## WORK TO BE COMPLETED
Leave every picture out and return the rest of the listing verbatim.

(DATA IN THIS EXERCISE begins)

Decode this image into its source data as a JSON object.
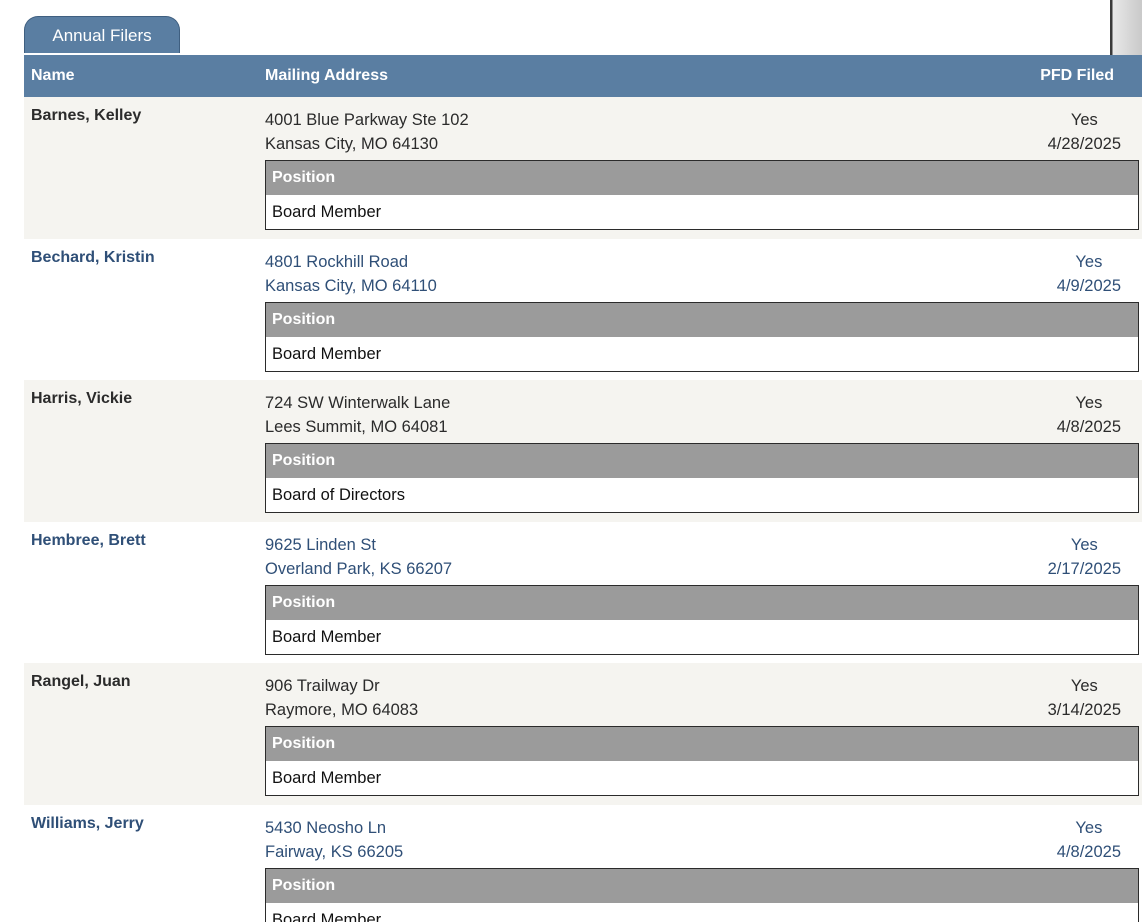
{
  "tab": {
    "label": "Annual Filers"
  },
  "table": {
    "headers": {
      "name": "Name",
      "address": "Mailing Address",
      "pfd": "PFD Filed"
    },
    "rows": [
      {
        "name": "Barnes, Kelley",
        "address_line1": "4001 Blue Parkway Ste 102",
        "address_line2": "Kansas City, MO 64130",
        "pfd_status": "Yes",
        "pfd_date": "4/28/2025",
        "position_header": "Position",
        "position": "Board Member"
      },
      {
        "name": "Bechard, Kristin",
        "address_line1": "4801 Rockhill Road",
        "address_line2": "Kansas City, MO 64110",
        "pfd_status": "Yes",
        "pfd_date": "4/9/2025",
        "position_header": "Position",
        "position": "Board Member"
      },
      {
        "name": "Harris, Vickie",
        "address_line1": "724 SW Winterwalk Lane",
        "address_line2": "Lees Summit, MO 64081",
        "pfd_status": "Yes",
        "pfd_date": "4/8/2025",
        "position_header": "Position",
        "position": "Board of Directors"
      },
      {
        "name": "Hembree, Brett",
        "address_line1": "9625 Linden St",
        "address_line2": "Overland Park, KS 66207",
        "pfd_status": "Yes",
        "pfd_date": "2/17/2025",
        "position_header": "Position",
        "position": "Board Member"
      },
      {
        "name": "Rangel, Juan",
        "address_line1": "906 Trailway Dr",
        "address_line2": "Raymore, MO 64083",
        "pfd_status": "Yes",
        "pfd_date": "3/14/2025",
        "position_header": "Position",
        "position": "Board Member"
      },
      {
        "name": "Williams, Jerry",
        "address_line1": "5430 Neosho Ln",
        "address_line2": "Fairway, KS 66205",
        "pfd_status": "Yes",
        "pfd_date": "4/8/2025",
        "position_header": "Position",
        "position": "Board Member"
      }
    ]
  },
  "colors": {
    "header_blue": "#5a7ea2",
    "position_header_gray": "#9b9b9b",
    "row_alt_bg": "#f5f4f0",
    "link_blue": "#2f4f77"
  }
}
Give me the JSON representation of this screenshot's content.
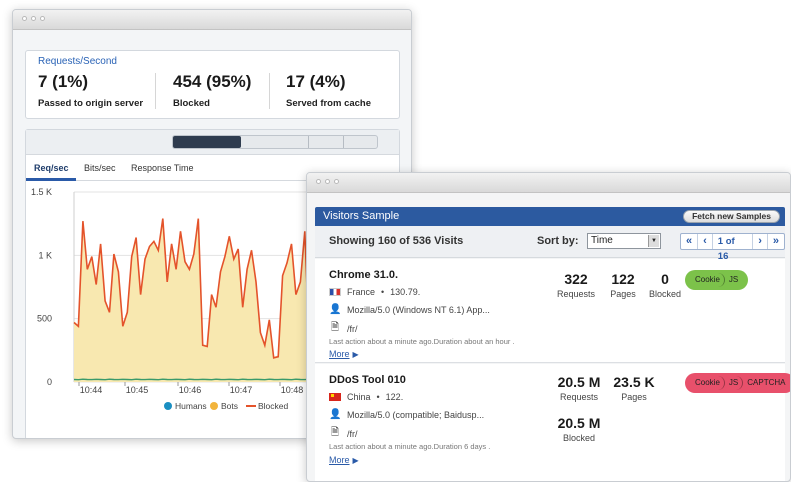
{
  "summary": {
    "label": "Requests/Second",
    "stats": [
      {
        "value": "7 (1%)",
        "caption": "Passed to origin server"
      },
      {
        "value": "454 (95%)",
        "caption": "Blocked"
      },
      {
        "value": "17 (4%)",
        "caption": "Served from cache"
      }
    ]
  },
  "chart_tabs": [
    "Req/sec",
    "Bits/sec",
    "Response Time"
  ],
  "chart_data": {
    "type": "area",
    "x_ticks": [
      "10:44",
      "10:45",
      "10:46",
      "10:47",
      "10:48"
    ],
    "y_ticks": [
      "1.5 K",
      "1 K",
      "500",
      "0"
    ],
    "ylim": [
      0,
      1500
    ],
    "legend": [
      "Humans",
      "Bots",
      "Blocked"
    ],
    "colors": {
      "humans": "#1a8fc2",
      "bots": "#f2b43c",
      "bots_fill": "#f8e8b0",
      "blocked": "#e4532b"
    },
    "series": [
      {
        "name": "Bots",
        "values": [
          480,
          450,
          1280,
          900,
          1000,
          780,
          1100,
          650,
          560,
          1020,
          880,
          450,
          560,
          1000,
          1150,
          700,
          980,
          1080,
          1120,
          1050,
          1300,
          800,
          1100,
          900,
          1200,
          960,
          900,
          1020,
          1300,
          300,
          290,
          700,
          600,
          880,
          1000,
          1160,
          980,
          1060,
          600,
          900,
          1050,
          800,
          400,
          300,
          500,
          200,
          210,
          850,
          950,
          1100,
          700,
          800,
          1200,
          300,
          280,
          600,
          900,
          1000,
          980,
          1060,
          600,
          300,
          750,
          1100,
          850,
          1200,
          900,
          300,
          700,
          950,
          800,
          1000,
          400,
          500
        ]
      },
      {
        "name": "Blocked",
        "values": [
          470,
          440,
          1270,
          890,
          990,
          770,
          1090,
          640,
          550,
          1010,
          870,
          440,
          550,
          990,
          1140,
          690,
          970,
          1070,
          1110,
          1040,
          1290,
          790,
          1090,
          890,
          1190,
          950,
          890,
          1010,
          1290,
          290,
          280,
          690,
          590,
          870,
          990,
          1150,
          970,
          1050,
          590,
          890,
          1040,
          790,
          390,
          290,
          490,
          190,
          200,
          840,
          940,
          1090,
          690,
          790,
          1190,
          290,
          270,
          590,
          890,
          990,
          970,
          1050,
          590,
          290,
          740,
          1090,
          840,
          1190,
          890,
          290,
          690,
          940,
          790,
          990,
          390,
          490
        ]
      },
      {
        "name": "Humans",
        "values": [
          20,
          18,
          22,
          20,
          19,
          21,
          20,
          18,
          22,
          20,
          19,
          21,
          20,
          18,
          22,
          20,
          19,
          21,
          20,
          18,
          22,
          20,
          19,
          21,
          20,
          18,
          22,
          20,
          19,
          21,
          20,
          18,
          22,
          20,
          19,
          21,
          20,
          18,
          22,
          20,
          19,
          21,
          20,
          18,
          22,
          20,
          19,
          21,
          20,
          18,
          22,
          20,
          19,
          21,
          20,
          18,
          22,
          20,
          19,
          21,
          20,
          18,
          22,
          20,
          19,
          21,
          20,
          18,
          22,
          20,
          19,
          21,
          20,
          18
        ]
      }
    ]
  },
  "visitors": {
    "title": "Visitors Sample",
    "fetch_label": "Fetch new Samples",
    "showing": "Showing 160 of 536 Visits",
    "sort_label": "Sort by:",
    "sort_value": "Time",
    "pager": {
      "first": "«",
      "prev": "‹",
      "info": "1 of 16",
      "next": "›",
      "last": "»"
    },
    "items": [
      {
        "name": "Chrome 31.0.",
        "country": "France",
        "ip": "130.79.",
        "agent": "Mozilla/5.0 (Windows NT 6.1) App...",
        "path": "/fr/",
        "last": "Last action about a minute ago.Duration about an hour .",
        "more": "More",
        "requests": "322",
        "requests_label": "Requests",
        "pages": "122",
        "pages_label": "Pages",
        "blocked": "0",
        "blocked_label": "Blocked",
        "tags": [
          "Cookie",
          "JS"
        ]
      },
      {
        "name": "DDoS Tool 010",
        "country": "China",
        "ip": "122.",
        "agent": "Mozilla/5.0 (compatible; Baidusp...",
        "path": "/fr/",
        "last": "Last action about a minute ago.Duration 6 days .",
        "more": "More",
        "requests": "20.5 M",
        "requests_label": "Requests",
        "pages": "23.5 K",
        "pages_label": "Pages",
        "blocked": "20.5 M",
        "blocked_label": "Blocked",
        "tags": [
          "Cookie",
          "JS",
          "CAPTCHA"
        ]
      }
    ]
  }
}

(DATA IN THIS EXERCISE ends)

## RESPONSE FOR THIS EXERCISE
Decode this image into its source data as a JSON object.
{
  "tab": {
    "label": "Annual Filers"
  },
  "table": {
    "headers": {
      "name": "Name",
      "address": "Mailing Address",
      "pfd": "PFD Filed"
    },
    "rows": [
      {
        "name": "Barnes, Kelley",
        "address_line1": "4001 Blue Parkway Ste 102",
        "address_line2": "Kansas City, MO 64130",
        "pfd_status": "Yes",
        "pfd_date": "4/28/2025",
        "position_header": "Position",
        "position": "Board Member"
      },
      {
        "name": "Bechard, Kristin",
        "address_line1": "4801 Rockhill Road",
        "address_line2": "Kansas City, MO 64110",
        "pfd_status": "Yes",
        "pfd_date": "4/9/2025",
        "position_header": "Position",
        "position": "Board Member"
      },
      {
        "name": "Harris, Vickie",
        "address_line1": "724 SW Winterwalk Lane",
        "address_line2": "Lees Summit, MO 64081",
        "pfd_status": "Yes",
        "pfd_date": "4/8/2025",
        "position_header": "Position",
        "position": "Board of Directors"
      },
      {
        "name": "Hembree, Brett",
        "address_line1": "9625 Linden St",
        "address_line2": "Overland Park, KS 66207",
        "pfd_status": "Yes",
        "pfd_date": "2/17/2025",
        "position_header": "Position",
        "position": "Board Member"
      },
      {
        "name": "Rangel, Juan",
        "address_line1": "906 Trailway Dr",
        "address_line2": "Raymore, MO 64083",
        "pfd_status": "Yes",
        "pfd_date": "3/14/2025",
        "position_header": "Position",
        "position": "Board Member"
      },
      {
        "name": "Williams, Jerry",
        "address_line1": "5430 Neosho Ln",
        "address_line2": "Fairway, KS 66205",
        "pfd_status": "Yes",
        "pfd_date": "4/8/2025",
        "position_header": "Position",
        "position": "Board Member"
      }
    ]
  },
  "colors": {
    "header_blue": "#5a7ea2",
    "position_header_gray": "#9b9b9b",
    "row_alt_bg": "#f5f4f0",
    "link_blue": "#2f4f77"
  }
}
Give me the JSON representation of this screenshot's content.
{
  "summary": {
    "label": "Requests/Second",
    "stats": [
      {
        "value": "7 (1%)",
        "caption": "Passed to origin server"
      },
      {
        "value": "454 (95%)",
        "caption": "Blocked"
      },
      {
        "value": "17 (4%)",
        "caption": "Served from cache"
      }
    ]
  },
  "chart_tabs": [
    "Req/sec",
    "Bits/sec",
    "Response Time"
  ],
  "chart_data": {
    "type": "area",
    "x_ticks": [
      "10:44",
      "10:45",
      "10:46",
      "10:47",
      "10:48"
    ],
    "y_ticks": [
      "1.5 K",
      "1 K",
      "500",
      "0"
    ],
    "ylim": [
      0,
      1500
    ],
    "legend": [
      "Humans",
      "Bots",
      "Blocked"
    ],
    "colors": {
      "humans": "#1a8fc2",
      "bots": "#f2b43c",
      "bots_fill": "#f8e8b0",
      "blocked": "#e4532b"
    },
    "series": [
      {
        "name": "Bots",
        "values": [
          480,
          450,
          1280,
          900,
          1000,
          780,
          1100,
          650,
          560,
          1020,
          880,
          450,
          560,
          1000,
          1150,
          700,
          980,
          1080,
          1120,
          1050,
          1300,
          800,
          1100,
          900,
          1200,
          960,
          900,
          1020,
          1300,
          300,
          290,
          700,
          600,
          880,
          1000,
          1160,
          980,
          1060,
          600,
          900,
          1050,
          800,
          400,
          300,
          500,
          200,
          210,
          850,
          950,
          1100,
          700,
          800,
          1200,
          300,
          280,
          600,
          900,
          1000,
          980,
          1060,
          600,
          300,
          750,
          1100,
          850,
          1200,
          900,
          300,
          700,
          950,
          800,
          1000,
          400,
          500
        ]
      },
      {
        "name": "Blocked",
        "values": [
          470,
          440,
          1270,
          890,
          990,
          770,
          1090,
          640,
          550,
          1010,
          870,
          440,
          550,
          990,
          1140,
          690,
          970,
          1070,
          1110,
          1040,
          1290,
          790,
          1090,
          890,
          1190,
          950,
          890,
          1010,
          1290,
          290,
          280,
          690,
          590,
          870,
          990,
          1150,
          970,
          1050,
          590,
          890,
          1040,
          790,
          390,
          290,
          490,
          190,
          200,
          840,
          940,
          1090,
          690,
          790,
          1190,
          290,
          270,
          590,
          890,
          990,
          970,
          1050,
          590,
          290,
          740,
          1090,
          840,
          1190,
          890,
          290,
          690,
          940,
          790,
          990,
          390,
          490
        ]
      },
      {
        "name": "Humans",
        "values": [
          20,
          18,
          22,
          20,
          19,
          21,
          20,
          18,
          22,
          20,
          19,
          21,
          20,
          18,
          22,
          20,
          19,
          21,
          20,
          18,
          22,
          20,
          19,
          21,
          20,
          18,
          22,
          20,
          19,
          21,
          20,
          18,
          22,
          20,
          19,
          21,
          20,
          18,
          22,
          20,
          19,
          21,
          20,
          18,
          22,
          20,
          19,
          21,
          20,
          18,
          22,
          20,
          19,
          21,
          20,
          18,
          22,
          20,
          19,
          21,
          20,
          18,
          22,
          20,
          19,
          21,
          20,
          18,
          22,
          20,
          19,
          21,
          20,
          18
        ]
      }
    ]
  },
  "visitors": {
    "title": "Visitors Sample",
    "fetch_label": "Fetch new Samples",
    "showing": "Showing 160 of 536 Visits",
    "sort_label": "Sort by:",
    "sort_value": "Time",
    "pager": {
      "first": "«",
      "prev": "‹",
      "info": "1 of 16",
      "next": "›",
      "last": "»"
    },
    "items": [
      {
        "name": "Chrome 31.0.",
        "country": "France",
        "ip": "130.79.",
        "agent": "Mozilla/5.0 (Windows NT 6.1) App...",
        "path": "/fr/",
        "last": "Last action about a minute ago.Duration about an hour .",
        "more": "More",
        "requests": "322",
        "requests_label": "Requests",
        "pages": "122",
        "pages_label": "Pages",
        "blocked": "0",
        "blocked_label": "Blocked",
        "tags": [
          "Cookie",
          "JS"
        ]
      },
      {
        "name": "DDoS Tool 010",
        "country": "China",
        "ip": "122.",
        "agent": "Mozilla/5.0 (compatible; Baidusp...",
        "path": "/fr/",
        "last": "Last action about a minute ago.Duration 6 days .",
        "more": "More",
        "requests": "20.5 M",
        "requests_label": "Requests",
        "pages": "23.5 K",
        "pages_label": "Pages",
        "blocked": "20.5 M",
        "blocked_label": "Blocked",
        "tags": [
          "Cookie",
          "JS",
          "CAPTCHA"
        ]
      }
    ]
  }
}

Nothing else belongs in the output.